(Page and application data records)
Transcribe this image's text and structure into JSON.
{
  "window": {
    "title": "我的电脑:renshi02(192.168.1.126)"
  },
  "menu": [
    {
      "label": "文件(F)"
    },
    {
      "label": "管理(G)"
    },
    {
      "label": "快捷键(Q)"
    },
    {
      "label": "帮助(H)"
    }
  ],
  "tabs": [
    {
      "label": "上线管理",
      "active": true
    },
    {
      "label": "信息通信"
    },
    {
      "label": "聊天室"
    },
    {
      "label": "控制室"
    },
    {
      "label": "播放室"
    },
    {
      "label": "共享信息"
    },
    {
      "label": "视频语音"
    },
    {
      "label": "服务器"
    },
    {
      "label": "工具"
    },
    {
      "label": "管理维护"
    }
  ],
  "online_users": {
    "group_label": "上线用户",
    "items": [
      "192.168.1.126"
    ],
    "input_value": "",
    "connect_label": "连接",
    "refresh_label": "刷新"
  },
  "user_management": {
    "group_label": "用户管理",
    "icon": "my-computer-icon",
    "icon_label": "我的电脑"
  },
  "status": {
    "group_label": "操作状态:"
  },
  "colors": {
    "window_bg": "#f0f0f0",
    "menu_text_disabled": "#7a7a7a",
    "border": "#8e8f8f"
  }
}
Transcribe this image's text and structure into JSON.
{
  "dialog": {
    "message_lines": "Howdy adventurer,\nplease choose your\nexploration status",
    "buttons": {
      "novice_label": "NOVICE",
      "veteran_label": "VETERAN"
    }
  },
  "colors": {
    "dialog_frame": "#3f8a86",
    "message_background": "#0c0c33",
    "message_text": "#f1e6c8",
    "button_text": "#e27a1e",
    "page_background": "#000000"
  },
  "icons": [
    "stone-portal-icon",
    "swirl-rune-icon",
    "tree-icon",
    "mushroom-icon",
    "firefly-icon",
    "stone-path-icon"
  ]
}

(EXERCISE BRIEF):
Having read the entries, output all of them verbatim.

(REPLY TO THE TASK):
Transcribe this image's text and structure into JSON.
{
  "window": {
    "title": "我的电脑:renshi02(192.168.1.126)"
  },
  "menu": [
    {
      "label": "文件(F)"
    },
    {
      "label": "管理(G)"
    },
    {
      "label": "快捷键(Q)"
    },
    {
      "label": "帮助(H)"
    }
  ],
  "tabs": [
    {
      "label": "上线管理",
      "active": true
    },
    {
      "label": "信息通信"
    },
    {
      "label": "聊天室"
    },
    {
      "label": "控制室"
    },
    {
      "label": "播放室"
    },
    {
      "label": "共享信息"
    },
    {
      "label": "视频语音"
    },
    {
      "label": "服务器"
    },
    {
      "label": "工具"
    },
    {
      "label": "管理维护"
    }
  ],
  "online_users": {
    "group_label": "上线用户",
    "items": [
      "192.168.1.126"
    ],
    "input_value": "",
    "connect_label": "连接",
    "refresh_label": "刷新"
  },
  "user_management": {
    "group_label": "用户管理",
    "icon": "my-computer-icon",
    "icon_label": "我的电脑"
  },
  "status": {
    "group_label": "操作状态:"
  },
  "colors": {
    "window_bg": "#f0f0f0",
    "menu_text_disabled": "#7a7a7a",
    "border": "#8e8f8f"
  }
}
Transcribe this image's text and structure into JSON.
{
  "dialog": {
    "message_lines": "Howdy adventurer,\nplease choose your\nexploration status",
    "buttons": {
      "novice_label": "NOVICE",
      "veteran_label": "VETERAN"
    }
  },
  "colors": {
    "dialog_frame": "#3f8a86",
    "message_background": "#0c0c33",
    "message_text": "#f1e6c8",
    "button_text": "#e27a1e",
    "page_background": "#000000"
  },
  "icons": [
    "stone-portal-icon",
    "swirl-rune-icon",
    "tree-icon",
    "mushroom-icon",
    "firefly-icon",
    "stone-path-icon"
  ]
}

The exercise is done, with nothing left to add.